"Everybody says, 'Be thick-skinned,' and you try," Meyer said. "But I don't care who you are, it has to bother you to a degree, even when you look at the illogic of it. It was almost like, 'We won't say anything bad about De Paul because Ray Meyer is the coach. But now that he's gone, let's go get Joey.' "

Every criticism that could possibly be leveled at De Paul was, whether or not it was true: no outside shooting (true for the most part); no discipline (false); bad chemistry (true for a while); poor defense (sometimes). And Meyer said that "we have some good leaders, but we also have some players who didn't want to be led."

Throw it all together and you get a sinking team.
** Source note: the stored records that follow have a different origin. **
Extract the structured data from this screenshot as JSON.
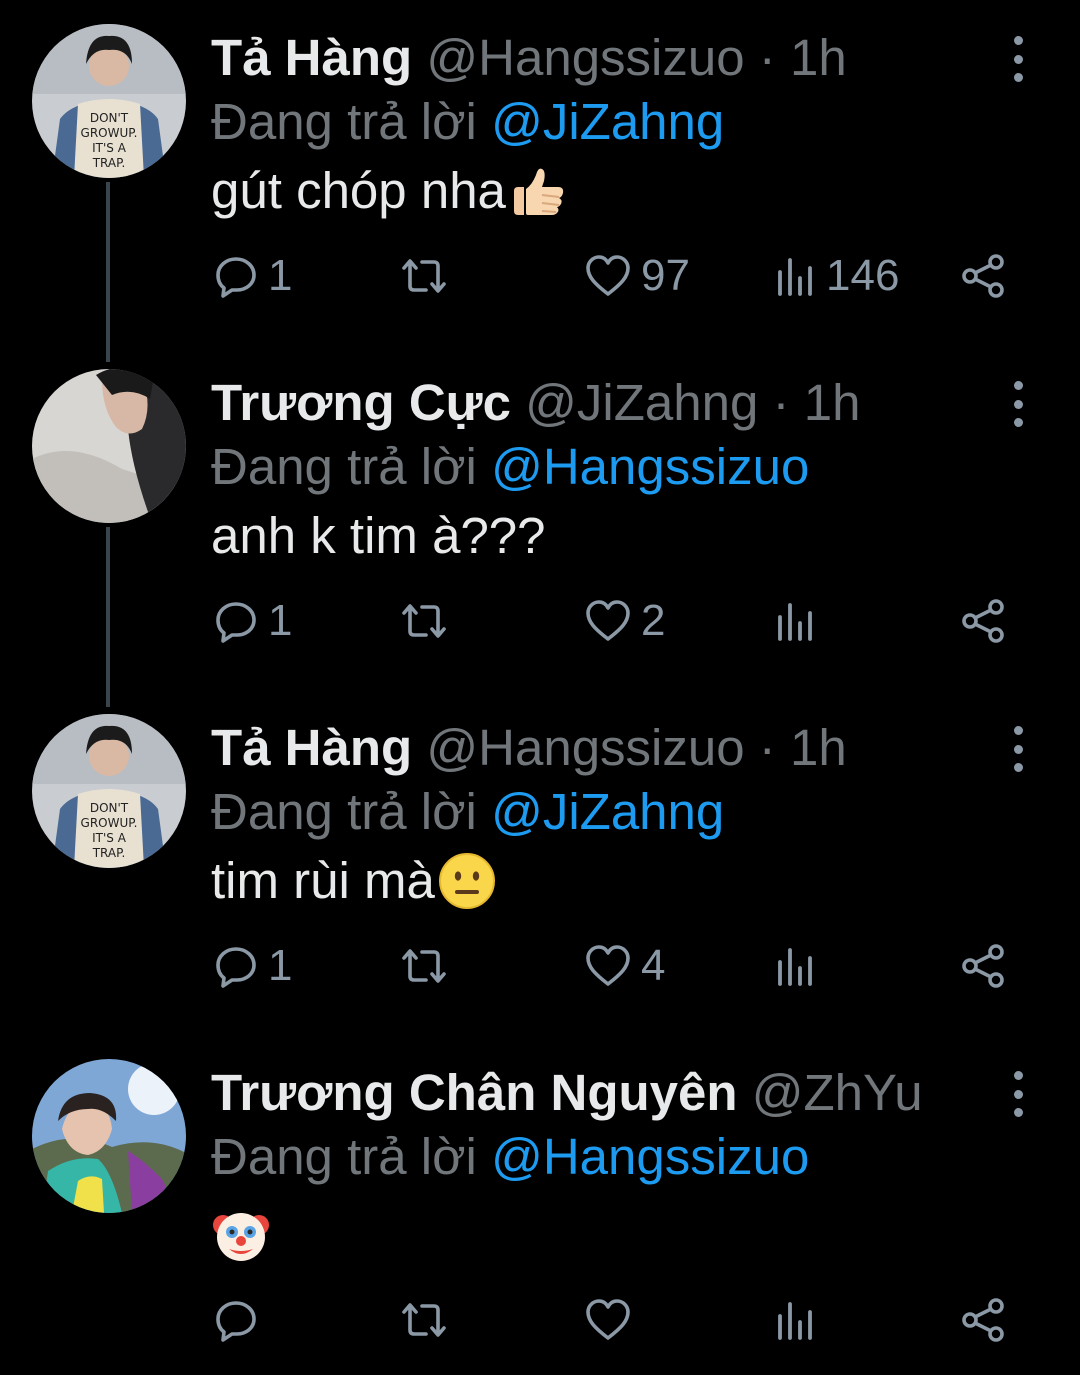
{
  "colors": {
    "background": "#000000",
    "name": "#e7e9ea",
    "secondary_text": "#71767b",
    "mention": "#1d9bf0",
    "icon": "#8b98a5",
    "thread_line": "#3a444c"
  },
  "tweets": [
    {
      "name": "Tả Hàng",
      "handle": "@Hangssizuo",
      "time": "1h",
      "reply_prefix": "Đang trả lời",
      "reply_to": "@JiZahng",
      "text": "gút chóp nha",
      "emoji": "thumbs-up",
      "replies": "1",
      "retweets": "",
      "likes": "97",
      "views": "146"
    },
    {
      "name": "Trương Cực",
      "handle": "@JiZahng",
      "time": "1h",
      "reply_prefix": "Đang trả lời",
      "reply_to": "@Hangssizuo",
      "text": "anh k tim à???",
      "emoji": "",
      "replies": "1",
      "retweets": "",
      "likes": "2",
      "views": ""
    },
    {
      "name": "Tả Hàng",
      "handle": "@Hangssizuo",
      "time": "1h",
      "reply_prefix": "Đang trả lời",
      "reply_to": "@JiZahng",
      "text": "tim rùi mà",
      "emoji": "neutral-face",
      "replies": "1",
      "retweets": "",
      "likes": "4",
      "views": ""
    },
    {
      "name": "Trương Chân Nguyên",
      "handle": "@ZhYua...",
      "time": "",
      "reply_prefix": "Đang trả lời",
      "reply_to": "@Hangssizuo",
      "text": "",
      "emoji": "clown-face",
      "replies": "",
      "retweets": "",
      "likes": "",
      "views": ""
    }
  ]
}
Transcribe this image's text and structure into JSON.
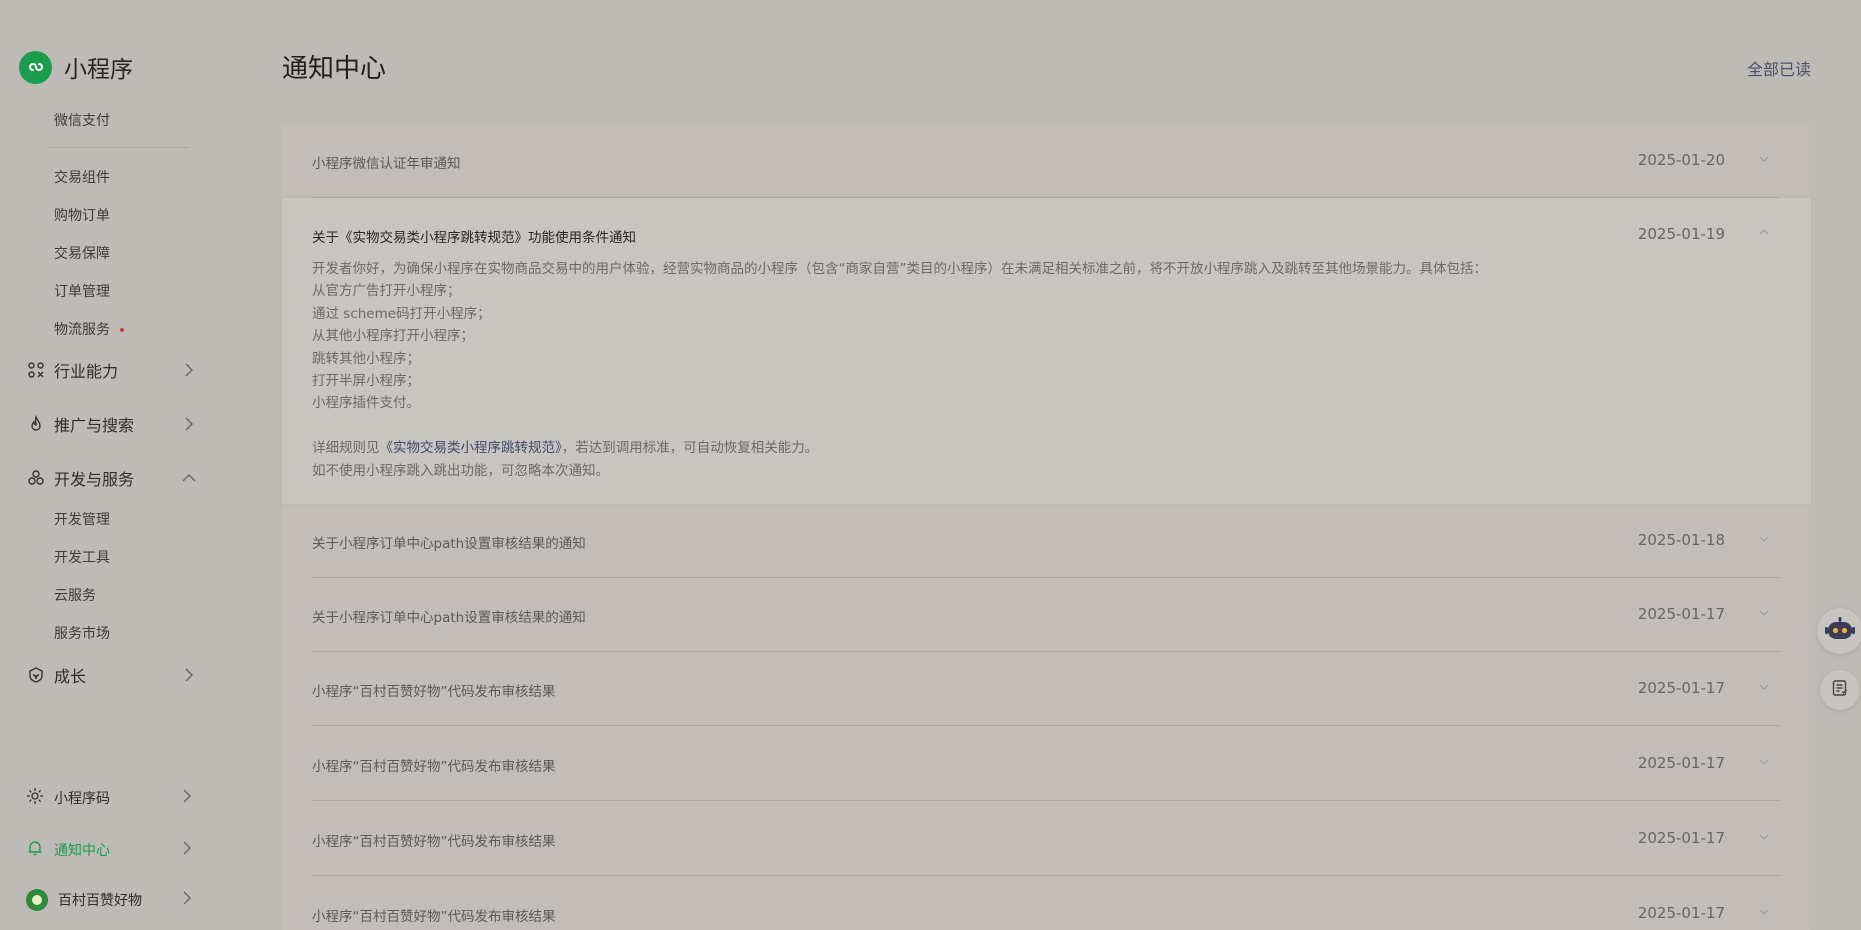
{
  "app": {
    "name": "小程序",
    "brand_color": "#1b9d4e"
  },
  "sidebar": {
    "top_items": [
      "微信支付"
    ],
    "trade_items": [
      "交易组件",
      "购物订单",
      "交易保障",
      "订单管理",
      "物流服务"
    ],
    "groups": {
      "industry": "行业能力",
      "promotion": "推广与搜索",
      "dev": "开发与服务",
      "growth": "成长"
    },
    "dev_items": [
      "开发管理",
      "开发工具",
      "云服务",
      "服务市场"
    ],
    "bottom": {
      "qrcode": "小程序码",
      "notify": "通知中心",
      "account": "百村百赞好物"
    }
  },
  "header": {
    "title": "通知中心",
    "mark_all_read": "全部已读"
  },
  "notifications": [
    {
      "title": "小程序微信认证年审通知",
      "date": "2025-01-20"
    },
    {
      "title": "关于《实物交易类小程序跳转规范》功能使用条件通知",
      "date": "2025-01-19"
    },
    {
      "title": "关于小程序订单中心path设置审核结果的通知",
      "date": "2025-01-18"
    },
    {
      "title": "关于小程序订单中心path设置审核结果的通知",
      "date": "2025-01-17"
    },
    {
      "title": "小程序“百村百赞好物”代码发布审核结果",
      "date": "2025-01-17"
    },
    {
      "title": "小程序“百村百赞好物”代码发布审核结果",
      "date": "2025-01-17"
    },
    {
      "title": "小程序“百村百赞好物”代码发布审核结果",
      "date": "2025-01-17"
    },
    {
      "title": "小程序“百村百赞好物”代码发布审核结果",
      "date": "2025-01-17"
    }
  ],
  "expanded_content": {
    "intro": "开发者你好，为确保小程序在实物商品交易中的用户体验，经营实物商品的小程序（包含“商家自营”类目的小程序）在未满足相关标准之前，将不开放小程序跳入及跳转至其他场景能力。具体包括：",
    "items": [
      "从官方广告打开小程序；",
      "通过 scheme码打开小程序；",
      "从其他小程序打开小程序；",
      "跳转其他小程序；",
      "打开半屏小程序；",
      "小程序插件支付。"
    ],
    "rule_prefix": "详细规则见",
    "rule_link": "《实物交易类小程序跳转规范》",
    "rule_suffix": "，若达到调用标准，可自动恢复相关能力。",
    "ignore_note": "如不使用小程序跳入跳出功能，可忽略本次通知。"
  }
}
After a 13-6 start, De Paul finished one of the nation's most difficult schedules by losing six of its final nine games.

"When things just looked like they weren't going to come together like I thought they should, the natural reaction is to start feeling sorry for yourself," Holmes said.

Said Meyer: "We're playing the toughest schedule we've ever played and the fans turned on us so fast the kids got scared.

"The thing I had to do was fight thinking about all those things and start thinking about what we had and what I could do to capitalize on it. But there were moments of weakness when I just got down and felt terrible."

Holmes also remembers the feeling. "I think we really hit rock-bottom," he said. "The St. John's victory two games later gave us hope. It was a little uprising. But then we fell again and were scraping the bottom."

De Paul lost to Notre Dame for the second time, then at UCLA in the final three seconds. As it turned out, only a victory over Marquette on the final day of the regular season got the Blue Demons an at-large bid, selection committee chairman Dick Schultz has said.

Getting a bid certainly was no lock. Usually, De Paul has a couple of thousand people crowded around a television waiting for the pairings to be announced. "All we're usually concerned about is where we're seeded, where we're playing, against whom," Jackson said.

This time, nearly 60 of the teams had been announced when "De Paul" flashed across the screen in the East region.

"We went wild," Jackson said. "I had never been on a De Paul team that was happy to just get into the tournament. We were walking out of the room when somebody said, 'Hold it, who are we playing?' "

Meyer says now that the victory over then sixth-ranked St. John's gave the Blue Demons confidence, but the bid gave them "a common purpose."

Or as Holmes put it, "The bid stirred up something totally new in all of us, in the coaches, too. Just seeing our name on the board, just the sight of it."

It certainly did wonders for Meyer. "I knew we had a chance because we played one of the toughest schedules," he said. "But what's a chance? I was nervous as hell.

"There was a case for us to get in, a case for us not to get in. A 16-12 team certainly can't go around screaming if it doesn't get in. But I thought we certainly were one of the best 64 teams in the country."

It's a moot point now. De Paul, with a first-round victory over Virginia and a second-round upset of Oklahoma, is one of the sweet 16 despite being seeded 12th in the East.

"Coach Joey looks alive again," Jackson said.

Much the same could be said of Jackson. "I was in a daze on the court when they first booed me," he said. "But my grandmother called me one day and said, 'God never gives us more than we can handle.' And she was right."

Jackson could hardly walk across campus Monday because the well-wishers kept stopping him. Nobody's booing De Paul anymore.

"Everybody's throwing accolades at us now," Meyer said. "We're not doing things differently than we did the first 28 games; things have just come together. Looking at it from the inside, I would say it was just having the chance. It pulled everybody together. . . . That's why I'm so proud of these kids and happy for them right now. We were lucky to get the opportunity, but we've made the most of it."